For some, a staircase is merely a necessity that connects one level to another, something you don’t really have to think about…but we believe it can be so much more. In fact, your staircase can be anything from an abstract, Avant Garde installation through to a sweeping statement of traditional grandeur.

Using contrasting materials for a staircase in your home is a great way to make an architectural impact or bring a pop of personality to your interior space.

DDC London has years of experience when it comes to creating custom and creative staircases for both commercial and domestic clients, and these are our tips for choosing contrasting materials for your new stairs.

Go bold and beautiful with a bespoke staircase

As experienced staircase designers, we know what works and what doesn’t. We’ve worked on countless projects in every kind of building imaginable, from a mesmerising marble staircase in Moor Park, to mammoth metal staircases in university buildings and offices.

You can take advantage of our expertise in understanding how different materials can work together and complement each other, including glass, metal, timber, concrete, and even leather.

We’ll work with you to determine not only the right materials, but the perfect colour and construction for your design, before getting to work on producing a 3D model and photorealistic visualisations so you can tailor and tweak your vision.

Allow an ornate building to evolve with a sympathetic staircase

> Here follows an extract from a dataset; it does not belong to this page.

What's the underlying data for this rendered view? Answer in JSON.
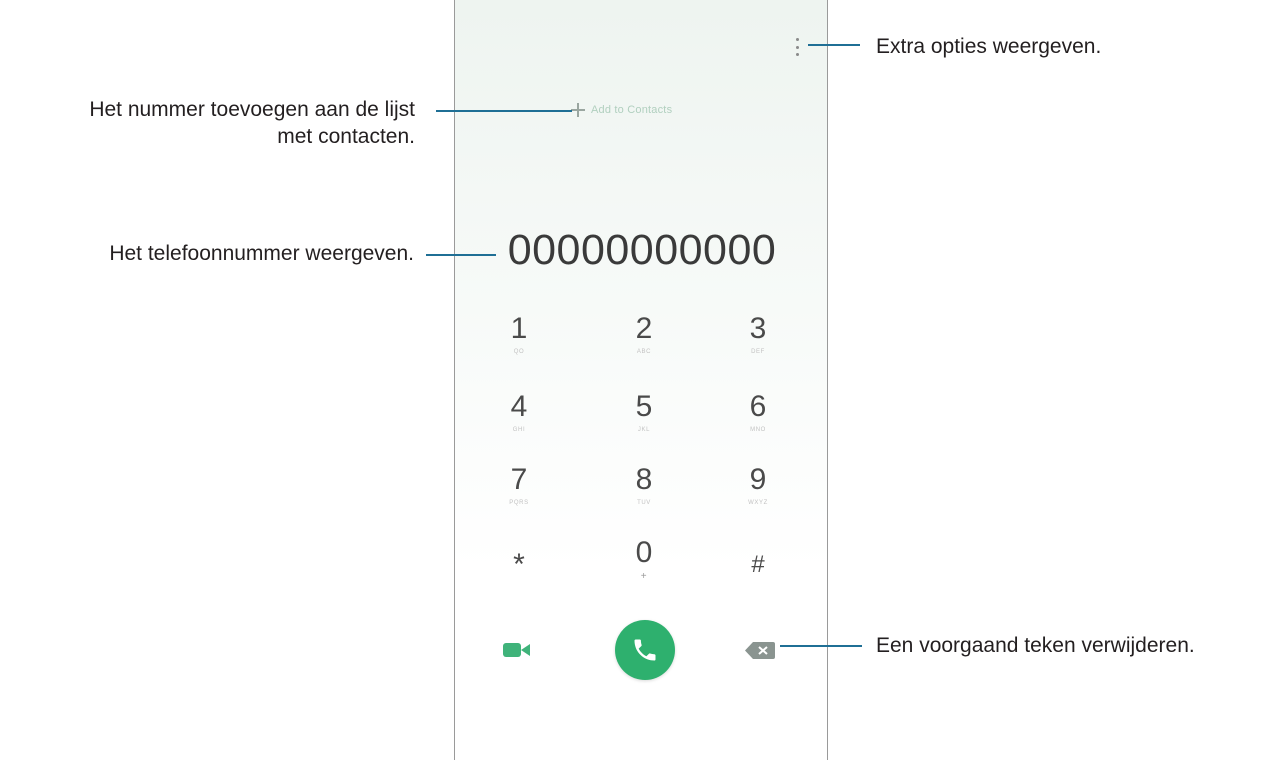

One thing we love doing at DDC London is working in historic buildings where clients want to bridge the gap between old and new. Our range of refined materials allow us to create seriously stylish staircases that can both sympathise or stand out in their surroundings.

Typically, staircases in historic buildings are a combination of marble and metal or timber and metal, and while they contrast, they work together in harmony to create centrepiece stairs.

We also work with our clients to tackle and overcome other issues, such as letting light down into lower levels with floating steps or utilising the available space with sophisticated spirals.